What you return should match the records below exactly.

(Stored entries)
☆ ☆ ☆ ☆
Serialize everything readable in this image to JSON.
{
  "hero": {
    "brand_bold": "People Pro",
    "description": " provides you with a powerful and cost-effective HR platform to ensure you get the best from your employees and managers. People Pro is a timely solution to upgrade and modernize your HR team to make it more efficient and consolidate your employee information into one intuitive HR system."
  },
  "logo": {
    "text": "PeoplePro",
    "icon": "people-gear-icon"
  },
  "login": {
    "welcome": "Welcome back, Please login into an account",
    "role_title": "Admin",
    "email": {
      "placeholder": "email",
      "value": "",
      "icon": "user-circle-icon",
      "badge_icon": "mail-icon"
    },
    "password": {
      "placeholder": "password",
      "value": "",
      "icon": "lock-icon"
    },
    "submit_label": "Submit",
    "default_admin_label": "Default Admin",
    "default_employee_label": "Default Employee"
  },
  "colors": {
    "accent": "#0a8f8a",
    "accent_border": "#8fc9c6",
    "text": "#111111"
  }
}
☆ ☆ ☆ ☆
RESULT OF THE EXERCISE:
Serialize everything readable in this image to JSON.
{
  "hero": {
    "brand_bold": "People Pro",
    "description": " provides you with a powerful and cost-effective HR platform to ensure you get the best from your employees and managers. People Pro is a timely solution to upgrade and modernize your HR team to make it more efficient and consolidate your employee information into one intuitive HR system."
  },
  "logo": {
    "text": "PeoplePro",
    "icon": "people-gear-icon"
  },
  "login": {
    "welcome": "Welcome back, Please login into an account",
    "role_title": "Admin",
    "email": {
      "placeholder": "email",
      "value": "",
      "icon": "user-circle-icon",
      "badge_icon": "mail-icon"
    },
    "password": {
      "placeholder": "password",
      "value": "",
      "icon": "lock-icon"
    },
    "submit_label": "Submit",
    "default_admin_label": "Default Admin",
    "default_employee_label": "Default Employee"
  },
  "colors": {
    "accent": "#0a8f8a",
    "accent_border": "#8fc9c6",
    "text": "#111111"
  }
}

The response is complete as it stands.